*** Task inputs ***
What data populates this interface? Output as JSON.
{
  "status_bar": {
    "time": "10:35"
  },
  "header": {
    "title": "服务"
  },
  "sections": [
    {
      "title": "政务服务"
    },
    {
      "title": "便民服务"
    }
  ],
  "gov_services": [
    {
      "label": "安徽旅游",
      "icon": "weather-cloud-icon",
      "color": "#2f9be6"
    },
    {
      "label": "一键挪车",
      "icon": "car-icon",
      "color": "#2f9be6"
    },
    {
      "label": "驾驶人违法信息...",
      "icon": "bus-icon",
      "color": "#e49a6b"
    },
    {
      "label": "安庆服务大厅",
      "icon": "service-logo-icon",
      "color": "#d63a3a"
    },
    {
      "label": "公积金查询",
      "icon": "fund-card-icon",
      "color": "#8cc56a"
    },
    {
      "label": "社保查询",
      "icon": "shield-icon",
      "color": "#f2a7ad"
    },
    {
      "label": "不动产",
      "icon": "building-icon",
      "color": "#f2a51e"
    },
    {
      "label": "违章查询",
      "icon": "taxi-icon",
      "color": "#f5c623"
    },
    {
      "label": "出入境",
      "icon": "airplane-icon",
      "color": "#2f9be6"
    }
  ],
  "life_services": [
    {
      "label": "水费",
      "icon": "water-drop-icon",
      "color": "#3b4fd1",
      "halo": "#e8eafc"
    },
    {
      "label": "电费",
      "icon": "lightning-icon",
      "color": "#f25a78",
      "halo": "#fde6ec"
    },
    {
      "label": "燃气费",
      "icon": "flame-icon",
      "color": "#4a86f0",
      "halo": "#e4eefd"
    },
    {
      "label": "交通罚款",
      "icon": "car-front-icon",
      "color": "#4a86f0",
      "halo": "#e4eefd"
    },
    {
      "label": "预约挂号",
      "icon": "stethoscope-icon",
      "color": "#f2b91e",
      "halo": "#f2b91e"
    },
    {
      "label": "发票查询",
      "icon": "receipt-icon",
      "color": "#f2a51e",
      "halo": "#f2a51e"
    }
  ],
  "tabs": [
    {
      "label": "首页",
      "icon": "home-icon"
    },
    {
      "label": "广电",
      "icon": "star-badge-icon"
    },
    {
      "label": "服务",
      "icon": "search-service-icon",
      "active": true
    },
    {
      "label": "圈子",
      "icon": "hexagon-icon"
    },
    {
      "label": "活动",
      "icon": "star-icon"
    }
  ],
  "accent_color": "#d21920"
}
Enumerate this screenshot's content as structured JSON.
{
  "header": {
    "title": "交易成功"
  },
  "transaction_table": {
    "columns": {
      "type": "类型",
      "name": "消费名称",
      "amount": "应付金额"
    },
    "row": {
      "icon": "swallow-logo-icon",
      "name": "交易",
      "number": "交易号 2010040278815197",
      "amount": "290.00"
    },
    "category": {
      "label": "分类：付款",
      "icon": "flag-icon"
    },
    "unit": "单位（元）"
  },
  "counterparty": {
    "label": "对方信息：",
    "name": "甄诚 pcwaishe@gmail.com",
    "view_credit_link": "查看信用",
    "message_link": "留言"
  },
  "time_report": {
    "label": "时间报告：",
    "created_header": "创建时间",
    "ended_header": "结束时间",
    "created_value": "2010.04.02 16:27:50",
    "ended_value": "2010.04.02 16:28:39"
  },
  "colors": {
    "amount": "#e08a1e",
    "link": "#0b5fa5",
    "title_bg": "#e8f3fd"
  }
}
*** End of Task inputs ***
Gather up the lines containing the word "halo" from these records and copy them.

◆ Your response
      "halo": "#e8eafc"
      "halo": "#fde6ec"
      "halo": "#e4eefd"
      "halo": "#e4eefd"
      "halo": "#f2b91e"
      "halo": "#f2a51e"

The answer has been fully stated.